T.S.: Absolutely, cinema is in itself an interdisciplinary medium. We are dedicated to examining the intermedial and interdisciplinary role of film, video, new media and gaming from a wide range of artistic, cultural, social, historical, political and technological approaches.
T.U.:. Who might we expect in the coming year?
T.S.: We have a fantastic line up for the Winter and Spring calendars – there is a presentation and screening in conjunction with TIFF’s Canada’s Top Ten (see http://tiff.net/topten); Starz Animation is bringing in Artistic Director Kevin Adams for “The Making of 9” (movie or docu?); Africanist Film scholar Aboubakar Sanogo of Carleton University is joining us to do a lecture on the African pioneer filmmakers, The Lumière brothers.
T.U.: How might students follow up on some of the things that they learn in this series?
T.S.: There are a lot of ways they could follow up, but two central ways that comes to mind:
They can use our on-going resources like our Higher Learning programmes, the manuscripts and collections from the Film Reference Library as well as our public screenings to develop and strengthen their course assignments and projects.

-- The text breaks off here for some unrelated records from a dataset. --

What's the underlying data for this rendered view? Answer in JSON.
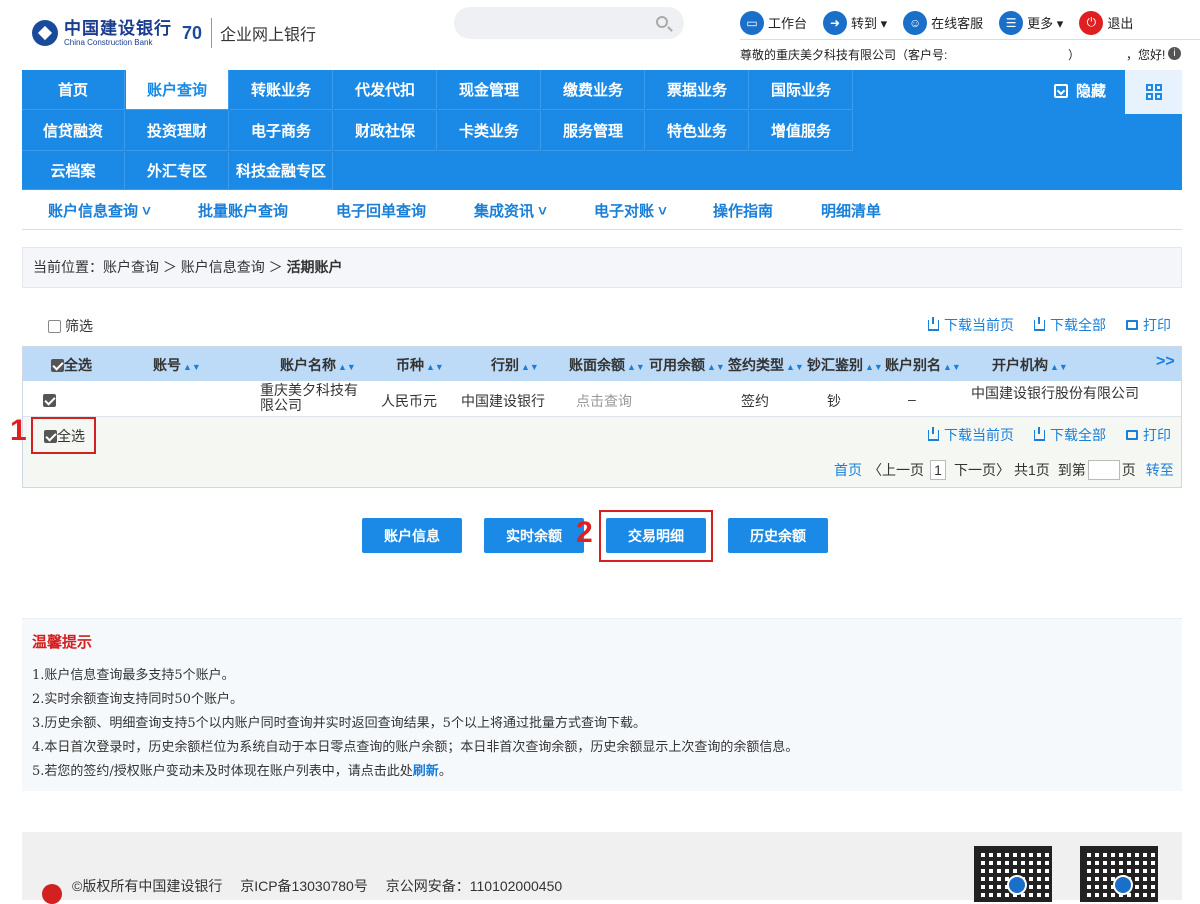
{
  "header": {
    "logo_cn": "中国建设银行",
    "logo_en": "China Construction Bank",
    "anniversary": "70",
    "corp_label": "企业网上银行",
    "search_placeholder": "",
    "toolbar": [
      {
        "label": "工作台",
        "icon": "monitor-icon"
      },
      {
        "label": "转到 ▾",
        "icon": "arrow-right-icon"
      },
      {
        "label": "在线客服",
        "icon": "user-icon"
      },
      {
        "label": "更多 ▾",
        "icon": "menu-icon"
      },
      {
        "label": "退出",
        "icon": "power-icon"
      }
    ],
    "welcome_prefix": "尊敬的重庆美夕科技有限公司（客户号:",
    "welcome_close": "）",
    "welcome_suffix": "，您好!"
  },
  "nav": {
    "row1": [
      "首页",
      "账户查询",
      "转账业务",
      "代发代扣",
      "现金管理",
      "缴费业务",
      "票据业务",
      "国际业务"
    ],
    "row2": [
      "信贷融资",
      "投资理财",
      "电子商务",
      "财政社保",
      "卡类业务",
      "服务管理",
      "特色业务",
      "增值服务"
    ],
    "row3": [
      "云档案",
      "外汇专区",
      "科技金融专区"
    ],
    "hide_label": "隐藏"
  },
  "subnav": [
    "账户信息查询 ˅",
    "批量账户查询",
    "电子回单查询",
    "集成资讯 ˅",
    "电子对账 ˅",
    "操作指南",
    "明细清单"
  ],
  "breadcrumb": {
    "prefix": "当前位置：账户查询 ＞ 账户信息查询 ＞ ",
    "current": "活期账户"
  },
  "filter_label": "筛选",
  "actions": {
    "download_page": "下载当前页",
    "download_all": "下载全部",
    "print": "打印"
  },
  "table": {
    "select_all": "全选",
    "columns": [
      "账号",
      "账户名称",
      "币种",
      "行别",
      "账面余额",
      "可用余额",
      "签约类型",
      "钞汇鉴别",
      "账户别名",
      "开户机构"
    ],
    "more": ">>",
    "rows": [
      {
        "account_no": "",
        "name_line1": "重庆美夕科技有",
        "name_line2": "限公司",
        "currency": "人民币元",
        "bank": "中国建设银行",
        "book_balance": "点击查询",
        "available": "",
        "sign_type": "签约",
        "cash_type": "钞",
        "alias": "–",
        "branch": "中国建设银行股份有限公司"
      }
    ]
  },
  "footer_select_all": "全选",
  "pager": {
    "first": "首页",
    "prev": "〈上一页",
    "current": "1",
    "next": "下一页〉",
    "total": "共1页",
    "goto": "到第",
    "page_unit": "页",
    "go": "转至"
  },
  "buttons": {
    "account_info": "账户信息",
    "realtime_balance": "实时余额",
    "transaction_detail": "交易明细",
    "history_balance": "历史余额"
  },
  "annotations": {
    "mark1": "1",
    "mark2": "2"
  },
  "tips": {
    "title": "温馨提示",
    "items": [
      "1.账户信息查询最多支持5个账户。",
      "2.实时余额查询支持同时50个账户。",
      "3.历史余额、明细查询支持5个以内账户同时查询并实时返回查询结果，5个以上将通过批量方式查询下载。",
      "4.本日首次登录时，历史余额栏位为系统自动于本日零点查询的账户余额；本日非首次查询余额，历史余额显示上次查询的余额信息。"
    ],
    "last_prefix": "5.若您的签约/授权账户变动未及时体现在账户列表中，请点击此处",
    "last_link": "刷新",
    "last_suffix": "。"
  },
  "footer": {
    "copyright": "©版权所有中国建设银行",
    "icp": "京ICP备13030780号",
    "police": "京公网安备：110102000450"
  },
  "colors": {
    "primary": "#1a8ae6",
    "header_row": "#bddaf6",
    "alert_red": "#d32020"
  }
}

They can also take advantage of the connections they are making with fellow students and faculty as well as the guest speakers to help them develop their own film/media projects, obtain internships and possibly future employment.
T.U.: What are some of the challenges of putting together this series?
T.S.: Higher Learning has been very successful and we are continuously working to improve it. We are working to ensure that our events supplement and enhance the curriculum of university and college programmes, rather than tax their already full schedules. Also there has been huge interest in our guests, such as Tim Burton and David Cronenberg, to a point that we were not able to accommodate all those requesting to attend.
T.U.: Will this series continue after this school-year?
T.S.: Yes, we are just getting started. Higher Learning programmes and resources will be available every academic year, from September through April.
T.U.: What are some events and workshops that students can sign up for this summer?
T.S.: While our Higher Learning programmes end in late April, students can enjoy our public and film programmes all year long – from the Tim Burton and Mary Pickford exhibitions, to In persons and lectures, we will continue to have events and exhibitions that fulfil our educational mandate.
T.U.: What are some of the other TIFF series that you are working on?
T.S.: We are always working to provide ancillary programming to our Film Programmes and Public Programmes – from lecture series, to workshops and tours at our Film Reference Library. As well as some exciting programming to be announced soon.
T.U.: Thank you for taking time off your busy schedule to talk to MTLS!
Tom Ue is a doctoral student at the Department of English Language and Literature at University College, London, where he researches on Shakespeare’s influence on the writing of Henry James, George Gissing, and Oscar Wilde.
Nostalgia is vicious; at least, it’s vice.
Its hours come contaminated with Loss,
And liquor—a killer (like Rilke)—kicks
The mind into coma—perverse preserve.
MAY, wife, speaks Cantonese (big city – Sang Wai) and English with a Chinese accent, originally from Hong Kong
I was soon to start work on my thesis. I had a job meanwhile, in a small hotel. It was summer. We had five empty rooms, it was a slow season. I suppose that's why the owner gave her the room for forty euros a night. The German couple was paying sixty, they'd also just walked in off the street.
Volunteers for Issue 8
For copy-editing this issue of MTLS thanks:
- Amanda Tripp
- Carmel Purkis
- Rosel Kim
- Julia Cooper
- Lequanne Collins-Bacchus
MTLS is grateful to Jean-Pierre Houde for his hard work on web management.